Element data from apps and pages
_ _ _
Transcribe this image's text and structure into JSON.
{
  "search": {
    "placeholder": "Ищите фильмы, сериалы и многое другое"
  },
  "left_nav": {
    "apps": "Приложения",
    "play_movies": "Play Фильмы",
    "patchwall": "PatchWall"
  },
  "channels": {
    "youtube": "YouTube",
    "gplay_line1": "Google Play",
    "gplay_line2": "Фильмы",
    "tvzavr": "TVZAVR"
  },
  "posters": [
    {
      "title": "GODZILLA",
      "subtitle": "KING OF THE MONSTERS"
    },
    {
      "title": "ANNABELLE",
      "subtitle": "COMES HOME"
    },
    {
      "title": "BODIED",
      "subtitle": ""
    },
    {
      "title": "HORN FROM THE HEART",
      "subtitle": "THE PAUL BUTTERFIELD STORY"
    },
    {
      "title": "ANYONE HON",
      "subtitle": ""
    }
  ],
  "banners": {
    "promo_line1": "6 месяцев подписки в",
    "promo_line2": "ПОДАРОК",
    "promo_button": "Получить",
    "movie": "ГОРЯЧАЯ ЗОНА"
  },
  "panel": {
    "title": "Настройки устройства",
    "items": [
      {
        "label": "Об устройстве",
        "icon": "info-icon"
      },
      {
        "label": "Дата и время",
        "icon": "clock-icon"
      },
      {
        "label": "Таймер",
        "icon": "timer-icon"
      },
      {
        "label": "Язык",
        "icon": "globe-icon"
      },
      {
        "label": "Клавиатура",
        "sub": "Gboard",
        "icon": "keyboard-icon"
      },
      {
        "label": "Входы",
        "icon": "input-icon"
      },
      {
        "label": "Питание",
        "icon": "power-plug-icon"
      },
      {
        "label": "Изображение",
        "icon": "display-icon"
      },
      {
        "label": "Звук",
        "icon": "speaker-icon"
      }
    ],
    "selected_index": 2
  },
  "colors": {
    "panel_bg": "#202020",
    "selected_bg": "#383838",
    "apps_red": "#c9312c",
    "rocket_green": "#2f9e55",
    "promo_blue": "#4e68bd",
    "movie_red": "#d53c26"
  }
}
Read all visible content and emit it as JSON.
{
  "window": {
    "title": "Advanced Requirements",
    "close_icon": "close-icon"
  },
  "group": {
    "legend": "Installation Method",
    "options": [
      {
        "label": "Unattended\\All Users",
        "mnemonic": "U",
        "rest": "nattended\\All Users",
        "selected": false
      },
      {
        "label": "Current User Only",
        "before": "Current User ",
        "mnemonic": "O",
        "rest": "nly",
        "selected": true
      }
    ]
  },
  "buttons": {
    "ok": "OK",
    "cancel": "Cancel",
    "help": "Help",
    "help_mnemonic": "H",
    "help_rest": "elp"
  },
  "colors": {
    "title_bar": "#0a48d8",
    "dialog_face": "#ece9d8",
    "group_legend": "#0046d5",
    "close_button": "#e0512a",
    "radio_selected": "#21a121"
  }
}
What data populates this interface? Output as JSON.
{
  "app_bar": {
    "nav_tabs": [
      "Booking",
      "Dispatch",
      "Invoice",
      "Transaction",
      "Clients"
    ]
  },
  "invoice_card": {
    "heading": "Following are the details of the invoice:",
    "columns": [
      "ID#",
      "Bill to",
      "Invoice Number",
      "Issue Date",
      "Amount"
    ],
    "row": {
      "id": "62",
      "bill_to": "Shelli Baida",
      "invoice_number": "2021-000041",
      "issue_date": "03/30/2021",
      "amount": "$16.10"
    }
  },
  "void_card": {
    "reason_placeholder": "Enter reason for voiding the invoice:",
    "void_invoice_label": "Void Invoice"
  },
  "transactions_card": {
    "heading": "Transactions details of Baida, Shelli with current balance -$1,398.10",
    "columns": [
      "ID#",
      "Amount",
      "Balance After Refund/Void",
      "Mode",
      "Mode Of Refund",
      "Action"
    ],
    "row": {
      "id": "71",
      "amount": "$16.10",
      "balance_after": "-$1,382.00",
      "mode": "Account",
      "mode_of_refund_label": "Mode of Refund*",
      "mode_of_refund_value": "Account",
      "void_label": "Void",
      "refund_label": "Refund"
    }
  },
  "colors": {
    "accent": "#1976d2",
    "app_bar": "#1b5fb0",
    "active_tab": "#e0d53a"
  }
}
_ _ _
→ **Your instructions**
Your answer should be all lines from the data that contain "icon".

→ **Result of this exercise**
        "icon": "info-icon"
        "icon": "clock-icon"
        "icon": "timer-icon"
        "icon": "globe-icon"
        "icon": "keyboard-icon"
        "icon": "input-icon"
        "icon": "power-plug-icon"
        "icon": "display-icon"
        "icon": "speaker-icon"
    "close_icon": "close-icon"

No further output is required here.